0
62

[ad_1]

Home affordability fell in April at the fastest pace since December 2018 and is not going to improve anytime soon, according to First American.

The Property Price Index – a measure that adjusts residential property prices based on income and interest rate fluctuations – rose 0.7% from March and 7% from the same period last year. When the RHPI rises, the home’s affordability for the buyer drops. Median household income increased to $ 74,249 from $ 73,455 per month and $ 70,542 per year, while the purchasing power of a home jumped to $ 505,904 from $ 499,060 a month earlier and $ 465,906 in April 2020.

Despite the fact that purchasing power has been growing for the 16th month in a row, it has not kept pace with the 16.2% increase in house prices compared to last year, and this is a likely trend that is developing. These growth rates must change for consumer affordability to increase, but the combination growth in mortgage rates and a low inventory environment should continue to accelerate in the same direction. The steady rise in property prices has also pose a risk to borrowers.

Under current conditions, household income should increase by 5% to compensate projected rise in interest rates by the end of 2021, according to America’s first chief economist, Mark Fleming.

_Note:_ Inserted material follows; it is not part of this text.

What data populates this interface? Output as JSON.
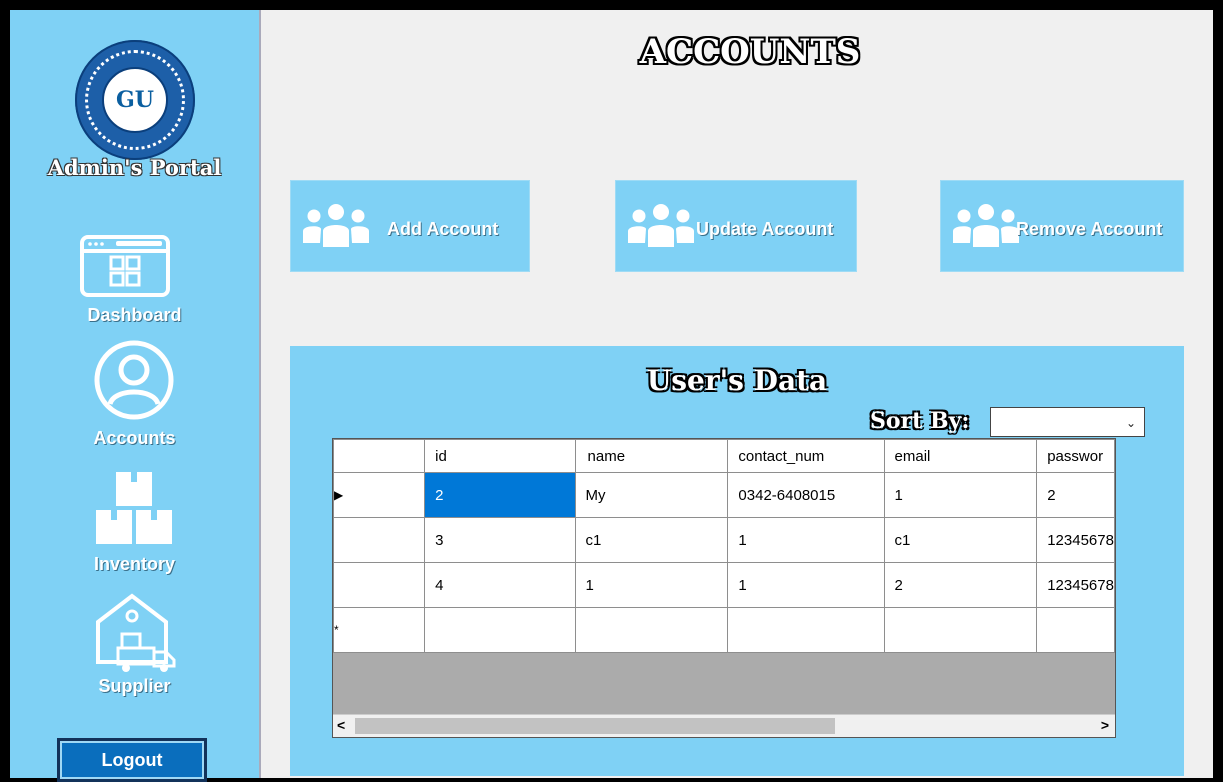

“While the nominal rise in house prices could die due to affordability put pressure on buyers who is on the edge serious imbalance between supply and demand means that the housing market is unlikely cool enough to lead to significant improvements in accessibility, ”says the Fleming report. “It will take years for the proposal to catch up. demand and meanwhile any new housing inventory will be very quickly absorbed by the existing demand. “

Arizona topped all states with an annual RHPI growth of 18.3%, ahead of Washington by 16.1%, Vermont at 15.3% and Wyoming at 15.2%. None of the states saw a year-on-year decline in RHPI in April, but Kentucky grew at 2.3%, followed by 2.9% in Iowa and 3.5% in Illinois.

Among the 50 largest housing markets, RHPI grew the most in Phoenix at 20.8%, Kansas City, Missouri at 20.52%, Seattle at 18.21% and Tampa, Florida at 16.55%. San Francisco alone has dropped since April 2020, down 0.68%, followed by 0.43% gains in Riverside, California, and 1.74% in Miami – a modest gain that brings home. buying is cheaper than renting metro in these areas.



[ad_2]

Source link